Work instruction ->
When a line of the entries contains "rank", please list that line.

Start of Given records

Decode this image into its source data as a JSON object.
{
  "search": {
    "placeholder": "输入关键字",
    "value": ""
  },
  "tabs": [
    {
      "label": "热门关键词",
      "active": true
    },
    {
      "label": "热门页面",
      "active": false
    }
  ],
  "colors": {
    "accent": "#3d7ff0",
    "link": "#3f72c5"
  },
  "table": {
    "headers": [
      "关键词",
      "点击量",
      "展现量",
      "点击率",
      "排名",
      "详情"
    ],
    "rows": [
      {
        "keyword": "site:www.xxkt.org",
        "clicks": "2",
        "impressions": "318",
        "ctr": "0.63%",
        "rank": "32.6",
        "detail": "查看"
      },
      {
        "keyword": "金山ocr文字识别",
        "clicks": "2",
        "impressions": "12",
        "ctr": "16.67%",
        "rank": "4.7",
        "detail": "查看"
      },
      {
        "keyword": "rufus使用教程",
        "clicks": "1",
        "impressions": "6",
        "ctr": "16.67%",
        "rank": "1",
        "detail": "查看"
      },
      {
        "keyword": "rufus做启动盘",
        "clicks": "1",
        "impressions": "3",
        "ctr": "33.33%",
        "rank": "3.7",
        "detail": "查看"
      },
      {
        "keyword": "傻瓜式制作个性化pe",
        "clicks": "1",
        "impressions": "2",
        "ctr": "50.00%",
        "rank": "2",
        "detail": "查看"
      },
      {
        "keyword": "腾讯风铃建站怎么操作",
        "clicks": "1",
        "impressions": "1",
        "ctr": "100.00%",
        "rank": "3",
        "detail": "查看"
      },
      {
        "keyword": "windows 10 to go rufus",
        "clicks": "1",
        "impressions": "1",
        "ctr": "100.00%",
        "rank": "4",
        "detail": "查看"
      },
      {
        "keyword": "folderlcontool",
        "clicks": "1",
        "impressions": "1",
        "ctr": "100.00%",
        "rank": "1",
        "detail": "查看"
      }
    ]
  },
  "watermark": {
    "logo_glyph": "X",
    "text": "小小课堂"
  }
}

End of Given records

Exercise output ->
        "rank": "32.6",
        "rank": "4.7",
        "rank": "1",
        "rank": "3.7",
        "rank": "2",
        "rank": "3",
        "rank": "4",
        "rank": "1",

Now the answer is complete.